Government record on asylum seekers attacked
THE Government has been heavily criticised for how this country treats asylum seekers, member of the Traveller community, migrant workers and their families — and for not tackling racism adequately.
An Irish Human Rights Commission Report on our record on racial discrimination, published yesterday, calls for the restoration of resources to combat racial discrimination and abuse.
President of the IHRC, Dr Maurice Manning, said although Ireland is a multi-ethnic country, racial discrimination is a problem, and that human rights and equality infrastructure working to promote multiculturalism and combat racism had been either disbanded or disabled.
Dr Manning said that in a recent survey, ethnic minorities reported their perceptions of a high level of racial discrimination and abuse.
“Effective human rights and equality bodies are required to monitor and combat racial discrimination, the restoration of the resources to carry out this work is essential,” he said.
The report also highlights failed policies in relation to travellers and asylum seekers.
According to the IHRC, travellers have experienced racial discrimination for generations, yet they are not recognised as an ethnic minority.

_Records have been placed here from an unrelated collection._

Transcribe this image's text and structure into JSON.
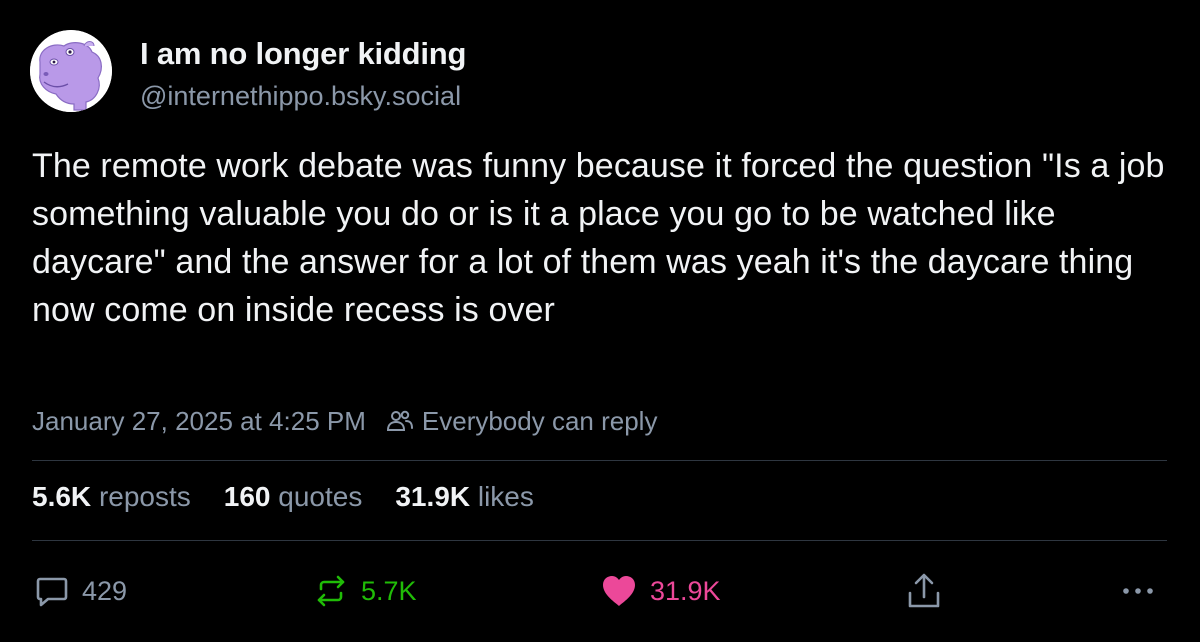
{
  "author": {
    "display_name": "I am no longer kidding",
    "handle": "@internethippo.bsky.social",
    "avatar_icon": "hippo-avatar-icon"
  },
  "post": {
    "text": "The remote work debate was funny because it forced the question \"Is a job something valuable you do or is it a place you go to be watched like daycare\" and the answer for a lot of them was yeah it's the daycare thing now come on inside recess is over",
    "timestamp": "January 27, 2025 at 4:25 PM",
    "reply_setting": "Everybody can reply"
  },
  "stats": {
    "reposts_count": "5.6K",
    "reposts_label": "reposts",
    "quotes_count": "160",
    "quotes_label": "quotes",
    "likes_count": "31.9K",
    "likes_label": "likes"
  },
  "actions": {
    "reply_count": "429",
    "repost_count": "5.7K",
    "like_count": "31.9K"
  },
  "colors": {
    "background": "#000000",
    "text": "#f1f3f5",
    "muted": "#8b98a9",
    "repost_active": "#20bc07",
    "like_active": "#ec4899",
    "avatar": "#b999e8"
  }
}
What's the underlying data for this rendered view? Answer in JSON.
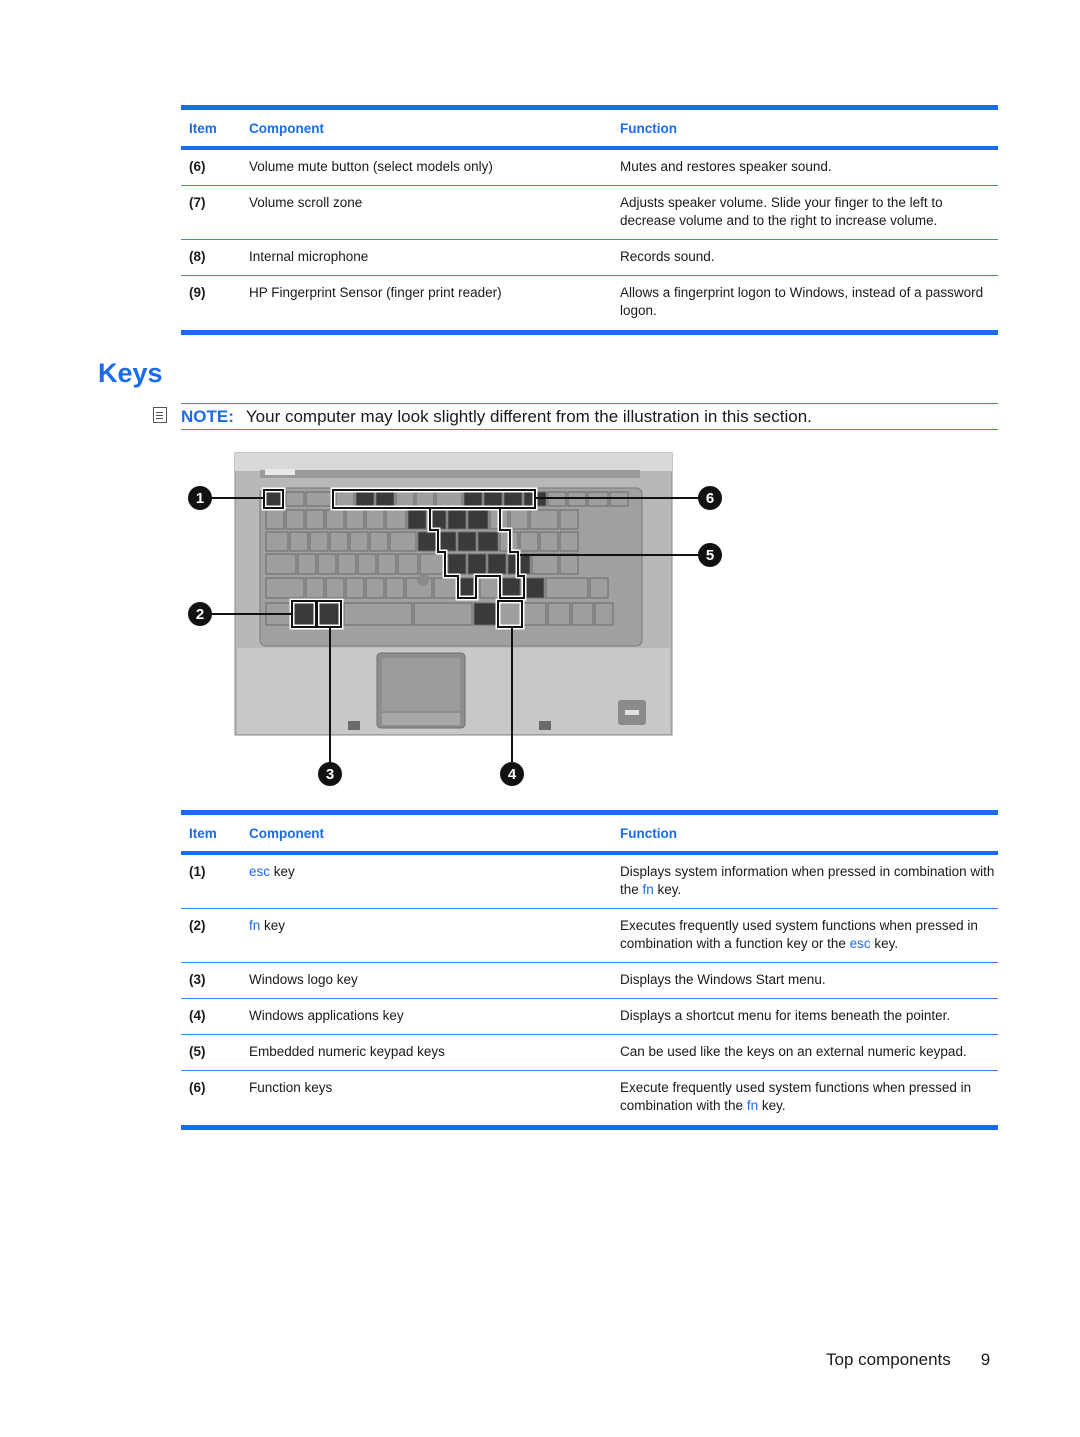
{
  "table_top": {
    "headers": {
      "item": "Item",
      "component": "Component",
      "function": "Function"
    },
    "rows": [
      {
        "item": "(6)",
        "component": "Volume mute button (select models only)",
        "function": "Mutes and restores speaker sound."
      },
      {
        "item": "(7)",
        "component": "Volume scroll zone",
        "function": "Adjusts speaker volume. Slide your finger to the left to decrease volume and to the right to increase volume."
      },
      {
        "item": "(8)",
        "component": "Internal microphone",
        "function": "Records sound."
      },
      {
        "item": "(9)",
        "component": "HP Fingerprint Sensor (finger print reader)",
        "function": "Allows a fingerprint logon to Windows, instead of a password logon."
      }
    ]
  },
  "section": {
    "heading": "Keys"
  },
  "note": {
    "icon": "note-icon",
    "label": "NOTE:",
    "text": "Your computer may look slightly different from the illustration in this section."
  },
  "figure": {
    "description": "Laptop keyboard illustration with callouts",
    "callouts": [
      "1",
      "2",
      "3",
      "4",
      "5",
      "6"
    ]
  },
  "table_keys": {
    "headers": {
      "item": "Item",
      "component": "Component",
      "function": "Function"
    },
    "rows": [
      {
        "item": "(1)",
        "component_kw": "esc",
        "component_rest": " key",
        "func_pre": "Displays system information when pressed in combination with the ",
        "func_kw": "fn",
        "func_post": " key."
      },
      {
        "item": "(2)",
        "component_kw": "fn",
        "component_rest": " key",
        "func_pre": "Executes frequently used system functions when pressed in combination with a function key or the ",
        "func_kw": "esc",
        "func_post": " key."
      },
      {
        "item": "(3)",
        "component": "Windows logo key",
        "function": "Displays the Windows Start menu."
      },
      {
        "item": "(4)",
        "component": "Windows applications key",
        "function": "Displays a shortcut menu for items beneath the pointer."
      },
      {
        "item": "(5)",
        "component": "Embedded numeric keypad keys",
        "function": "Can be used like the keys on an external numeric keypad."
      },
      {
        "item": "(6)",
        "component": "Function keys",
        "func_pre": "Execute frequently used system functions when pressed in combination with the ",
        "func_kw": "fn",
        "func_post": " key."
      }
    ]
  },
  "footer": {
    "section": "Top components",
    "page": "9"
  },
  "colors": {
    "accent": "#1a6ce8"
  }
}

The report says halting sites provided to the Traveller community by local authorities are not of good enough quality. And that Travellers continue to achieve poor educational outcomes and are in very poor health compared to the general population.
Asylum seekers are spending too long waiting for their applications to be processed, Dr Manning said.

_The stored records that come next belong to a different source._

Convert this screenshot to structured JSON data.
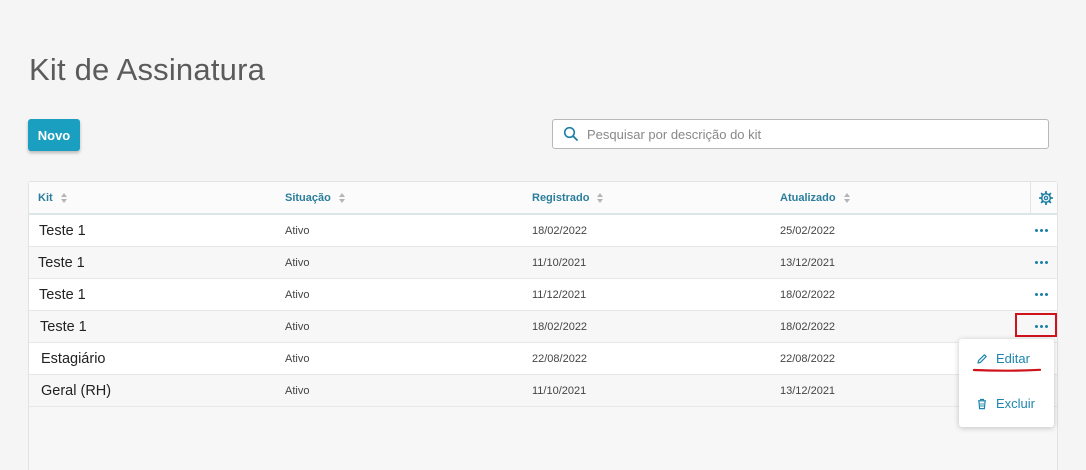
{
  "page": {
    "title": "Kit de Assinatura"
  },
  "toolbar": {
    "new_label": "Novo"
  },
  "search": {
    "placeholder": "Pesquisar por descrição do kit",
    "value": ""
  },
  "table": {
    "columns": [
      "Kit",
      "Situação",
      "Registrado",
      "Atualizado"
    ],
    "rows": [
      {
        "kit": "Teste 1",
        "situacao": "Ativo",
        "registrado": "18/02/2022",
        "atualizado": "25/02/2022"
      },
      {
        "kit": "Teste 1",
        "situacao": "Ativo",
        "registrado": "11/10/2021",
        "atualizado": "13/12/2021"
      },
      {
        "kit": "Teste 1",
        "situacao": "Ativo",
        "registrado": "11/12/2021",
        "atualizado": "18/02/2022"
      },
      {
        "kit": "Teste 1",
        "situacao": "Ativo",
        "registrado": "18/02/2022",
        "atualizado": "18/02/2022"
      },
      {
        "kit": "Estagiário",
        "situacao": "Ativo",
        "registrado": "22/08/2022",
        "atualizado": "22/08/2022"
      },
      {
        "kit": "Geral (RH)",
        "situacao": "Ativo",
        "registrado": "11/10/2021",
        "atualizado": "13/12/2021"
      }
    ]
  },
  "context_menu": {
    "edit_label": "Editar",
    "delete_label": "Excluir"
  },
  "colors": {
    "accent": "#1a9fc0",
    "header_text": "#2a7e9c",
    "annotation": "#d0121b"
  },
  "icons": {
    "search": "search-icon",
    "settings": "gear-icon",
    "more": "more-options-icon",
    "edit": "pencil-icon",
    "delete": "trash-icon"
  }
}
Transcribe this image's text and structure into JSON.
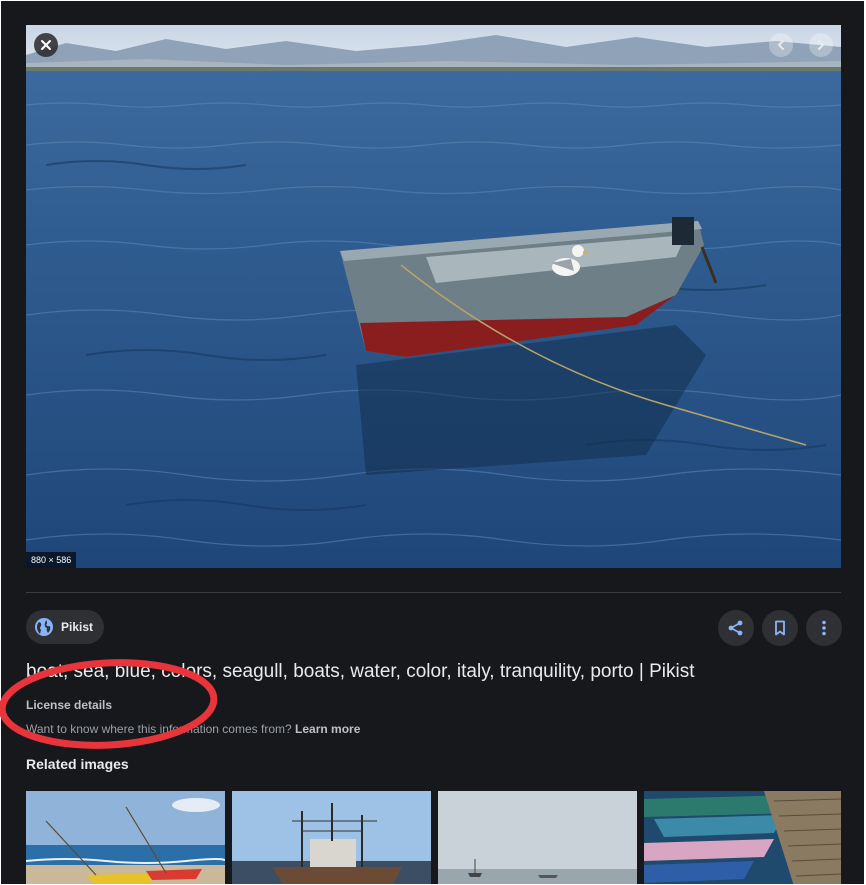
{
  "viewer": {
    "image_dimensions": "880 × 586",
    "close_icon": "close-icon",
    "prev_icon": "chevron-left-icon",
    "next_icon": "chevron-right-icon"
  },
  "source": {
    "name": "Pikist",
    "icon": "globe-icon"
  },
  "actions": {
    "share_icon": "share-icon",
    "save_icon": "bookmark-icon",
    "more_icon": "more-vert-icon"
  },
  "details": {
    "title": "boat, sea, blue, colors, seagull, boats, water, color, italy, tranquility, porto | Pikist",
    "license_label": "License details",
    "info_text": "Want to know where this information comes from?",
    "learn_more": "Learn more"
  },
  "related": {
    "heading": "Related images",
    "count_visible": 4
  },
  "annotation": {
    "shape": "ellipse",
    "color": "#e8343b"
  },
  "colors": {
    "background": "#17181c",
    "chip": "#2f3034",
    "accent_blue": "#8ab4f8",
    "text_primary": "#e8eaed",
    "text_secondary": "#9aa0a6"
  }
}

“This needs to be tackled urgently as the long stay in hostels, prohibition on working and social isolation, are among the causes of worrying levels of poor mental health among asylum seekers,” he added.

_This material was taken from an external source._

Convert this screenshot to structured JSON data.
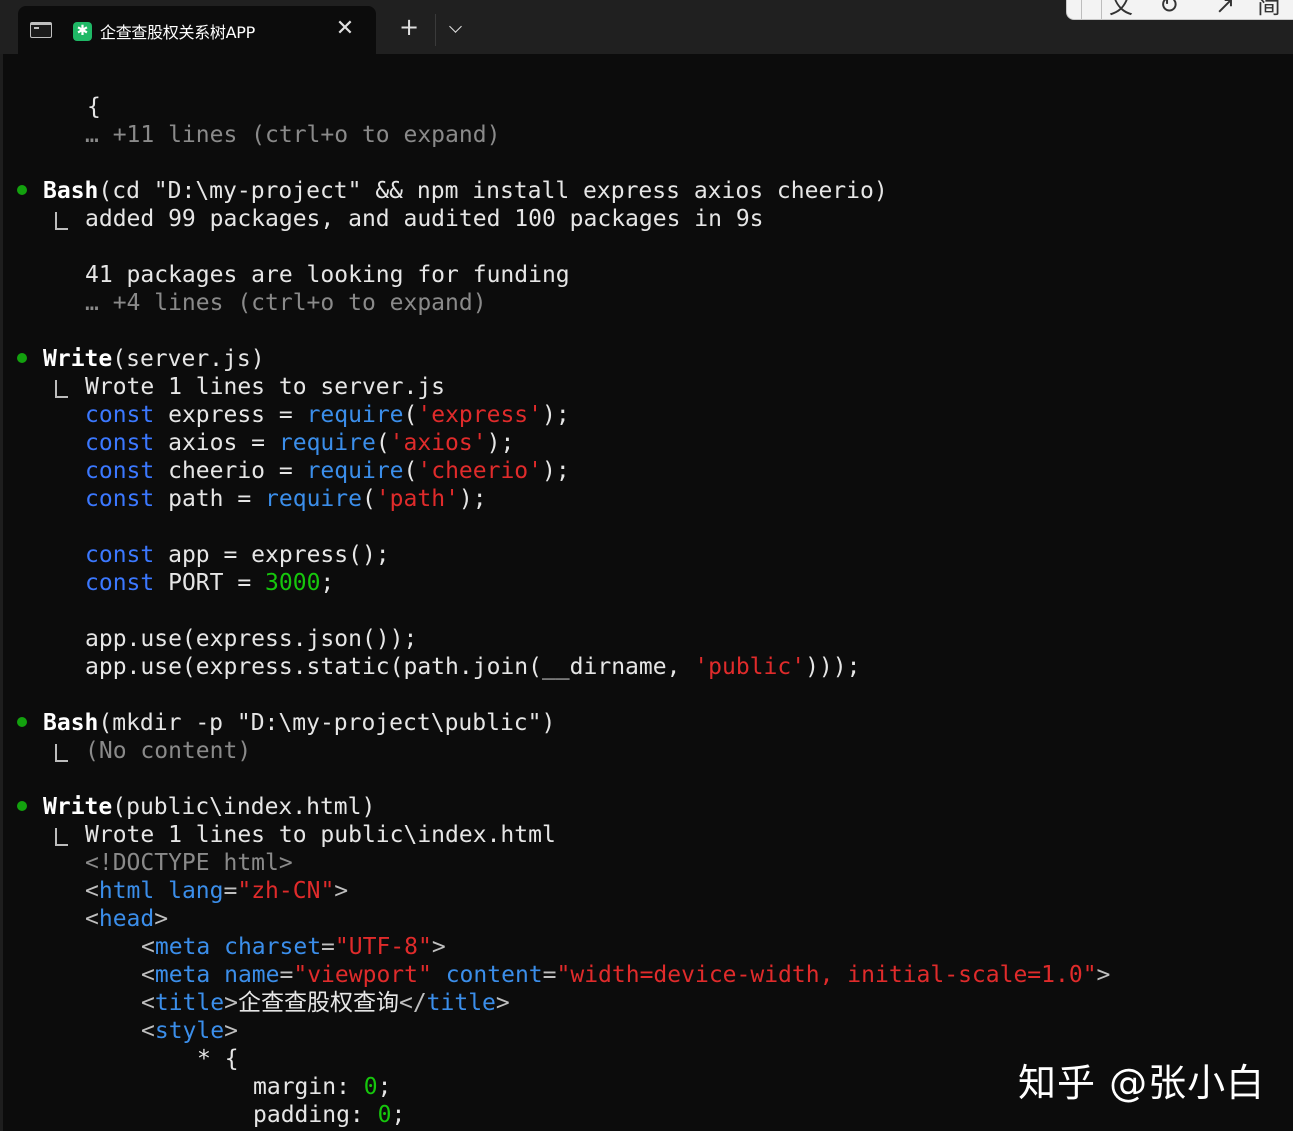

Another area of concern, says the commission, is that there are insufficient human rights safeguards to protect migrant workers and their families.
According to the chief executive of the IHRC, Éamonn MacAodha, vulnerable migrant workers need greater legislative and policy protections, especially those working in the hospitality industry, rural workers, and women migrant workers, particularly those working in domestic households.
That 98% of Irish primary schools are under religious patronage was also highlighted in yesterday’s publication.
According to the commission, there should be an adequate choice in the range of primary and post-primary schools available in keeping with the increased diversity and changing nature of Irish society.
“Parents and older children should have adequate choice in the range of primary and post-primary schools available in keeping with increased diversity and the changing nature of Irish society,” Mr Mac Aodha said.
“Legislative and policy changes are required to ensure that people of non-faith and from religious minorities are not deterred from training as teachers, or taking up employment as teachers.”
This story appeared in the printed version of the Irish Examiner Friday, December 10, 2010 By Jennifer Hough